Task requirements = Copy out every line of the material below, character for character, apart from the pictures.

Input =
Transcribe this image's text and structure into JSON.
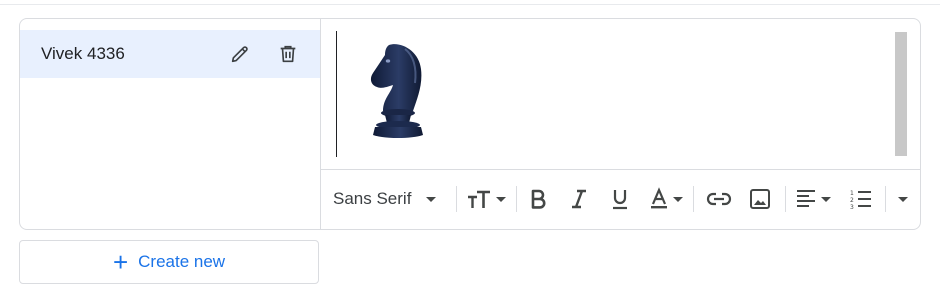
{
  "signatures": {
    "items": [
      {
        "name": "Vivek 4336",
        "selected": true
      }
    ]
  },
  "editor": {
    "content_image": "chess-knight-icon"
  },
  "toolbar": {
    "font_family": "Sans Serif",
    "buttons": [
      "font-size-icon",
      "bold-icon",
      "italic-icon",
      "underline-icon",
      "text-color-icon",
      "link-icon",
      "image-icon",
      "align-icon",
      "numbered-list-icon",
      "more-formatting-icon"
    ]
  },
  "create_button": {
    "label": "Create new"
  },
  "colors": {
    "accent": "#1a73e8",
    "selected_bg": "#e8f0fe",
    "border": "#dadce0",
    "icon": "#5f6368"
  }
}
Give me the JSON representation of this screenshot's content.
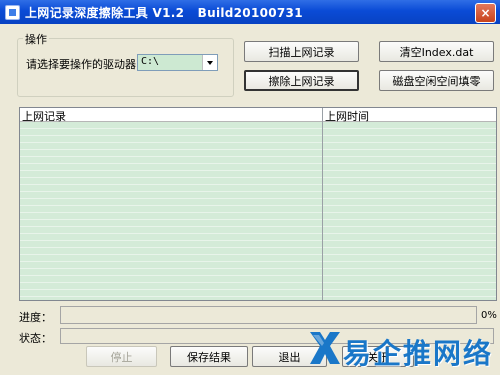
{
  "window": {
    "title": "上网记录深度擦除工具 V1.2   Build20100731",
    "close_label": "×"
  },
  "ops": {
    "group_label": "操作",
    "drive_label": "请选择要操作的驱动器：",
    "drive_value": "C:\\"
  },
  "buttons": {
    "scan": "扫描上网记录",
    "clear_index": "清空Index.dat",
    "remove": "擦除上网记录",
    "fill_disk": "磁盘空闲空间填零",
    "stop": "停止",
    "save": "保存结果",
    "exit": "退出",
    "about": "关于"
  },
  "table": {
    "columns": [
      "上网记录",
      "上网时间"
    ]
  },
  "progress": {
    "label": "进度：",
    "value": 0,
    "percent_text": "0%"
  },
  "status": {
    "label": "状态："
  },
  "watermark": {
    "text": "易企推网络"
  }
}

Your response =
Transcribe this image's text and structure into JSON.
{
  "signatures": {
    "items": [
      {
        "name": "Vivek 4336",
        "selected": true
      }
    ]
  },
  "editor": {
    "content_image": "chess-knight-icon"
  },
  "toolbar": {
    "font_family": "Sans Serif",
    "buttons": [
      "font-size-icon",
      "bold-icon",
      "italic-icon",
      "underline-icon",
      "text-color-icon",
      "link-icon",
      "image-icon",
      "align-icon",
      "numbered-list-icon",
      "more-formatting-icon"
    ]
  },
  "create_button": {
    "label": "Create new"
  },
  "colors": {
    "accent": "#1a73e8",
    "selected_bg": "#e8f0fe",
    "border": "#dadce0",
    "icon": "#5f6368"
  }
}
Give me the JSON representation of this screenshot's content.
{
  "window": {
    "title": "上网记录深度擦除工具 V1.2   Build20100731",
    "close_label": "×"
  },
  "ops": {
    "group_label": "操作",
    "drive_label": "请选择要操作的驱动器：",
    "drive_value": "C:\\"
  },
  "buttons": {
    "scan": "扫描上网记录",
    "clear_index": "清空Index.dat",
    "remove": "擦除上网记录",
    "fill_disk": "磁盘空闲空间填零",
    "stop": "停止",
    "save": "保存结果",
    "exit": "退出",
    "about": "关于"
  },
  "table": {
    "columns": [
      "上网记录",
      "上网时间"
    ]
  },
  "progress": {
    "label": "进度：",
    "value": 0,
    "percent_text": "0%"
  },
  "status": {
    "label": "状态："
  },
  "watermark": {
    "text": "易企推网络"
  }
}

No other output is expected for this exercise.